The transaction was a refinance. The lender for the existing loan being paid off as a result of the refinance was a private lender. The new loan was scheduled to close in just one week. The escrow officer made a payoff demand to the private lender which was received that same day.
The next day, however, the escrow officer received a new payoff demand. Shannon Snead Cabe, Escrow Officer for Chicago Title in Charlotte, North Carolina, compared the two side-by-side. She noticed the payoff numbers were the same, but the contact information and wire instructions had changed.
It appeared that both payoff letters were provided by the managing member of the private lender. However, the phone numbers were completely different. Not even the area code was the same. In addition, the email addresses on each demand did not match. They were not even similar. Shannon also thought the message from the managing member was odd:
Ensure that you added it to the file,and put a note on the file for your funding/post-closing department for proper funding to Chase account ending in 7519.
I'd appreciate you adding the title to this conversation for them to be aware of the recent changes on the payoff statement. I have also attached the updated payoff statement and wire instructions.
Fax was sent. Feel free to email me anytime if you have questions. I'm always happy to help.
Please confirm receipt of this email.

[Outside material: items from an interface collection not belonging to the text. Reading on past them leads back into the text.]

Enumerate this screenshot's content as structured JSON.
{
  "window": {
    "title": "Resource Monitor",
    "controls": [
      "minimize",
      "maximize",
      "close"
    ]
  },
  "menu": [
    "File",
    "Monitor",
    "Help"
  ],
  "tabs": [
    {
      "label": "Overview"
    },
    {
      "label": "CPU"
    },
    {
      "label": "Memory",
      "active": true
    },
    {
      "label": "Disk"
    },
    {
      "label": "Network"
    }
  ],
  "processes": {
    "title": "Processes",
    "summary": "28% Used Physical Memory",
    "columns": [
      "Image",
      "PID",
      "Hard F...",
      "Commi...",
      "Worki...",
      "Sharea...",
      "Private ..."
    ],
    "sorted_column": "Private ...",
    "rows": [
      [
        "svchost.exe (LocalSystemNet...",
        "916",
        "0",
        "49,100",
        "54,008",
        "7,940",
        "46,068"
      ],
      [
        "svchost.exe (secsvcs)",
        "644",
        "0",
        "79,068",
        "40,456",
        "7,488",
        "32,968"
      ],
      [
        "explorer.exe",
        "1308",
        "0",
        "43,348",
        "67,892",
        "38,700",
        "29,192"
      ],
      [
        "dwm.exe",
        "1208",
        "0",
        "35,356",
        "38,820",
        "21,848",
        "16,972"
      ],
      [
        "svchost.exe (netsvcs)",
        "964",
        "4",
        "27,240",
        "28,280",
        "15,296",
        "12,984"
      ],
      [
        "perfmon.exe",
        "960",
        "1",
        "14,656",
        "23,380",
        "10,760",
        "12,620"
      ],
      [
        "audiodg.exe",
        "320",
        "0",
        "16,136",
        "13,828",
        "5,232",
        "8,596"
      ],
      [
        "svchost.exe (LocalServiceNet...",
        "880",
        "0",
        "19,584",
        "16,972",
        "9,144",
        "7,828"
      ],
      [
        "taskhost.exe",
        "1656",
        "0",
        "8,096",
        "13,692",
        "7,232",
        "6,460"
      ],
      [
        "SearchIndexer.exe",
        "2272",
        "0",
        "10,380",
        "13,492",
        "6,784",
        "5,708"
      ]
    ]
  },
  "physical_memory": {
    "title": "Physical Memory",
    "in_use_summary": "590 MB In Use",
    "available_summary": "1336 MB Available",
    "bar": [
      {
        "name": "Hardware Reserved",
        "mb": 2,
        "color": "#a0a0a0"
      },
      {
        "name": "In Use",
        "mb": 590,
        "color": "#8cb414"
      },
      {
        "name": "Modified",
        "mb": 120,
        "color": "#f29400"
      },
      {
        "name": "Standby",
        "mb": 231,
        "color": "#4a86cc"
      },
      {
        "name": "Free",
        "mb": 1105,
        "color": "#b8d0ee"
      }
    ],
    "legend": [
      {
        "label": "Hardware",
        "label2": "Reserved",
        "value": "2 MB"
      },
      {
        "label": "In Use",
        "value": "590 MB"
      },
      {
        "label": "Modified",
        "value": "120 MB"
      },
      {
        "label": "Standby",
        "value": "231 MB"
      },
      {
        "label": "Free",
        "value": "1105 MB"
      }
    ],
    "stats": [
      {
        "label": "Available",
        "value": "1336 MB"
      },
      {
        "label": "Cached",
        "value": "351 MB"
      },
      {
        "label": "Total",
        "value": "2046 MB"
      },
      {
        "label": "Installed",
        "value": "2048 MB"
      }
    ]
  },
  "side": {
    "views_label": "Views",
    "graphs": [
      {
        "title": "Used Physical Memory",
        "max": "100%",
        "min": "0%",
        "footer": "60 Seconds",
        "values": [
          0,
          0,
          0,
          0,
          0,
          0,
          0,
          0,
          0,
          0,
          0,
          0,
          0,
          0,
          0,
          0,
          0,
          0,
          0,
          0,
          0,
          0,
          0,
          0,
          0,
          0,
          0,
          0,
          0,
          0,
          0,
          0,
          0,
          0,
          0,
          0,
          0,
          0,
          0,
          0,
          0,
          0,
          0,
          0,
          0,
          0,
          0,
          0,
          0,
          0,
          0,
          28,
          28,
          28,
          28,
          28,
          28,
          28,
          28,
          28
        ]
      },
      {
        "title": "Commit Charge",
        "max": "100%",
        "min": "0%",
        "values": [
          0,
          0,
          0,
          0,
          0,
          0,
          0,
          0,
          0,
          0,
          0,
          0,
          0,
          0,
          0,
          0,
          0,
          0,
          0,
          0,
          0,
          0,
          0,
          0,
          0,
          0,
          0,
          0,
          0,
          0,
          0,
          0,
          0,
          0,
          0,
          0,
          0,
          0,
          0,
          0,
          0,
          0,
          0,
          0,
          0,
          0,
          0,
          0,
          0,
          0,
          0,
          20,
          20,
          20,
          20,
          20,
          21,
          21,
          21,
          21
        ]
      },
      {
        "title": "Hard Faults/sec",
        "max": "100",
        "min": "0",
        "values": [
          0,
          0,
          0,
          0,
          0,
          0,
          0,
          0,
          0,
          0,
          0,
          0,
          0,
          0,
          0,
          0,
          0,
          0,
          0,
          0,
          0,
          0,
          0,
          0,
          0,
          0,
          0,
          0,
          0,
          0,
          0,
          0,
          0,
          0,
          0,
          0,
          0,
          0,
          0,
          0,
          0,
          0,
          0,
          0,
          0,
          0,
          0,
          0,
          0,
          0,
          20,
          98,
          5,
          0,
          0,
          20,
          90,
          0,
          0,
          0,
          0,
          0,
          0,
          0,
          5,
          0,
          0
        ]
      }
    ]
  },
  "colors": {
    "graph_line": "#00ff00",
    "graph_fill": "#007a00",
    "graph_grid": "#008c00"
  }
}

Thank you in advance!
Here is a side-by-side comparison of the wire instructions:
Shannon tried to verify the managing member's contact information through a trusted known source but was unable to find any information using the secretary of state's website. She reached out to the loan officer for help. Shannon explained what occurred and why she needed to confirm the contact information and wire instructions with the private lender.
Shannon also discussed the possibility that someone's email account may have been compromised in some way. She asked the loan officer to communicate with her going forward only by phone at her known office number.
The loan officer then reached out to the borrower at a known trusted phone number. The borrower described a phone call he recently had with someone claiming to be the managing member of the private lender.
The borrower said he became suspicious and started asking the gentleman who called him specific questions about the loan. The person on the phone was unable to answer simple questions — revealing he was an imposter. This information seemed to indicate that the second payoff demand the loan officer received was fraudulent.
Since then, the borrower, loan officer and escrow officer were able to talk to the real managing member and the file has been rescheduled for closing. Shannon took the time to stop, concentrate and observe the discrepancies. Her thorough review saved the Company from a potential loss. She is being rewarded $1,500 for her efforts.
Article provided by contributing author:
Diana Hoffman, Corporate Escrow Administrator
Fidelity National Title Group
National Escrow Administration